Mr Morris is the one who’s supposed to interview me. I already applied for the job so I hoped he would already prepare himself. I realize now he will never be prepared to see my face. I know he’s reluctant to employ me. I answer his questions like a robot, the answers I’ve learned as a poem. I’m not completely aware of his words, my mind works on its own accord.

“Ok”, he rises from his chair. “We’re short of people so we’ll have to use you.”

He doesn’t mind he sounds harsh. I don’t deserve better.

“Can you start right away?”

I know it’s an order, not a question. I nod and follow him, trying to be silent and appear modest. We enter the storage room. He picks up an axe and stares at it for a while. He doesn’t want to give it to me, but it’s too late now. He looks me in the eyes, trying to find a flicker of madness. I’ve noticed he left the door open behind us.

“Take it”, he says and hands me the axe.

Suddenly, it all comes back to me. I remember my father saying the same words.

I was thirsty that night and I went to get a glass of water. I saw father at the kitchen door. I didn’t see the girl but I could hear her cry.

“I’m going to tell everything!” she screamed.

Father’s axe was always in the kitchen, against the wall. I didn’t even notice him pick it up, I just saw him strike. Blood sprayed my father’s face and her shadow disappeared from my view. She didn’t have the time to scream, she only gargled deeply.

My father’s eyes widened and he covered his mouth with his bloody hands. Then he noticed me, sitting on the stairs.

He called my name. As I approached him, I tried not to look at the girl on the floor.

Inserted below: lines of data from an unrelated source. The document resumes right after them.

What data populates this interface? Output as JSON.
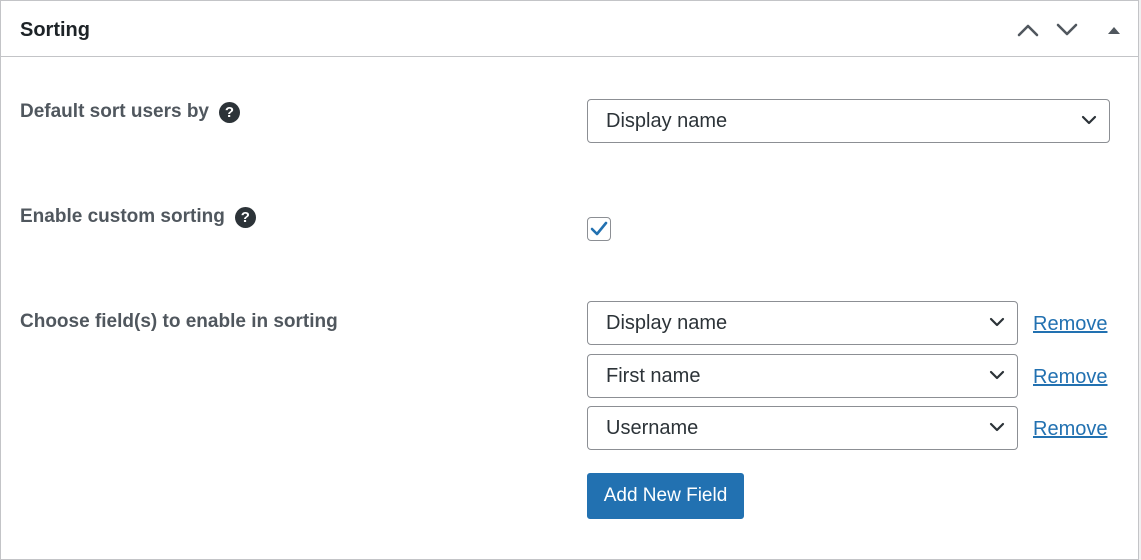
{
  "panel": {
    "title": "Sorting",
    "header_icons": [
      "chevron-up-icon",
      "chevron-down-icon",
      "triangle-up-icon"
    ]
  },
  "default_sort": {
    "label": "Default sort users by",
    "help_icon": "?",
    "selected": "Display name"
  },
  "custom_sorting": {
    "label": "Enable custom sorting",
    "help_icon": "?",
    "checked": true
  },
  "sort_fields": {
    "label": "Choose field(s) to enable in sorting",
    "fields": [
      {
        "selected": "Display name",
        "remove_label": "Remove"
      },
      {
        "selected": "First name",
        "remove_label": "Remove"
      },
      {
        "selected": "Username",
        "remove_label": "Remove"
      }
    ],
    "add_button_label": "Add New Field"
  },
  "colors": {
    "accent": "#2271b1",
    "border": "#c3c4c7",
    "label_text": "#50575e"
  }
}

That was when he said: “Take it.”

That was when he said: “You’re a minor. If you admit it, you won’t go to a real prison.”